DEC 24 – The Maybe Mars stable celebrates the festive period with a show featuring four of their brood – Carsick Cars, AV Okubo, Duck Fight Goose and Birdstriking. RMB 100, RMB 80 (advance). 9.30pm. Yugong Yishan (6404 2711)
Eyes Wide Shut by George Ding

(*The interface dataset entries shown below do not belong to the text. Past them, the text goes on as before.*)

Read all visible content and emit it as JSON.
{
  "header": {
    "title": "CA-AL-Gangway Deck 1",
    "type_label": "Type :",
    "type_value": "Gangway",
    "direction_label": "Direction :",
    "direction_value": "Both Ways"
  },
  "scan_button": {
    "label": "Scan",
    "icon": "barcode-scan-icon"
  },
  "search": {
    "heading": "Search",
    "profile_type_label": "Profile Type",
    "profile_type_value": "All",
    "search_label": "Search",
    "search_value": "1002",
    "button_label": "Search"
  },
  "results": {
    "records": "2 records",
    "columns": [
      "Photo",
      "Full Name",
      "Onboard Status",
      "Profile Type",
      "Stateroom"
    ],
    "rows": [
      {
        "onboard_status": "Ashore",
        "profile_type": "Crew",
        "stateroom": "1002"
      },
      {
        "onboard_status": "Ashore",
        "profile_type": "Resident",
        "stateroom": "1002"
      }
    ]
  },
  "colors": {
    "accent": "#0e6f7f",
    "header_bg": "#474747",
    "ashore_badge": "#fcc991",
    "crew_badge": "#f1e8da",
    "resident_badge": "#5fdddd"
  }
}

n my latest visa run, I found myself in the I had gone to the Ming Tombs on a company retreat; I center of Kyoto, wandering the grounds of had taken a day trip out to Zhoukoudian on a lark; I had the old imperial palace. The day before I had frequently gotten out of going to the Great Wall when visited Kiyomizu-dera, a temple set into the friends were in town. But now, with the knowledge that some bureaucratic organization had given these places its eastern hills and a UNESCO World Heritage Site. As I toured the gardens where countless emperors imprimatur, I absurdly cherished those memories more. I suddenly felt ashamed of the insouciance with which once held court, I thought how great it must be to live in a city where the past was still present, a city so storied I’ve treated not only Beijing but every city where I’ve lived. that centuries-old buildings were scattered about like Because the place was familiar to me, somehow it meant less. I mean, if I lived here, how great could it be? convenience stores. But taking a step back (and being out of the country) I wondered, What would it be like to live in a city like allowed me to remember what I already knew: Beijing is that?” It wasn’t until I got back to the hostel that I realized I one of the most culturally significant cities in the world. Now I would never argue for already knew the answer. turning a blind eye to all of Beijing’s In Beijing, I work in a narrow I SUDDENLY FELT ASHAMED OF problems – nor would I suggest that hutong just east of the Drum Tower. THE INSOUCIANCE WITH WHICH UNESCO World Heritage Sites are Sometimes, on the way home, I’VE TREATED NOT ONLY BEIJING an objective measure of anything a co-worker drops me off at the BUT EVERY CITY WHERE I’VE LIVED other than Shanghai’s cultural Lama Temple so I can take the bankruptcy – but Beijing is dangeroussubway.When I used to live and work in Haidian, I would often ride the bus past the Old ly close to being remembered for one thing and one thing only: its pollution. And I understand why - it’s terrible, it’s Summer Palace. The more I thought about it, the crazier it seemed, like frustrating, it’s dangerous, but most of all, it’s easy to my life was a historical fanfic. I’ve ice skated in Houhai,the see. What’s harder to see is the culture we take for granted, northern end of the Grand Canal; I’ve taken cabs past Ming Dynasty walls; I’ve gotten drunk repeatedly just the hundreds of historical monuments that dot the city. north of the Temple of the Sun. Sometimes it’s because those monuments are shrouded It turns out that China is home to 45 UNESCO World in a blanket of particulate matter but more often it’s Heritage Sites, more than any country except Italy. Beijing because we’ve become numb to them. Like convenience alone has six: the Forbidden City, Summer Palace, Temple stores, they have become too familiar. of Heaven, Ming Tombs, Peking Man Site at Zhoukoudian Other times we’re ignorant of the history we’re and the Great Wall. walking past. Every area has its own story, every hutong Only a handful of cities in the world can claim that kind its own tale. It’s humbling to be reminded that almost of cultural pedigree. every place in Beijing used be something that used to As a Beijinger, I am obligated to note that Shanghai has be something else. no World Heritage Sites and can only gaze longingly at So the next time you feel down about the city and still the Classical Gardens of Suzhou in neighboring Jiangsu have some time left on your visa, take a step back - try to province to feel culturally good about itself. see Beijing as a tourist would. Discover a new place. Revisit I had been to all six places but it wasn’t until I checked an old place. Try to see the city as you once did. After all, Wikipedia that I realized they were World Heritage Sites. that’s what led you here in the first place.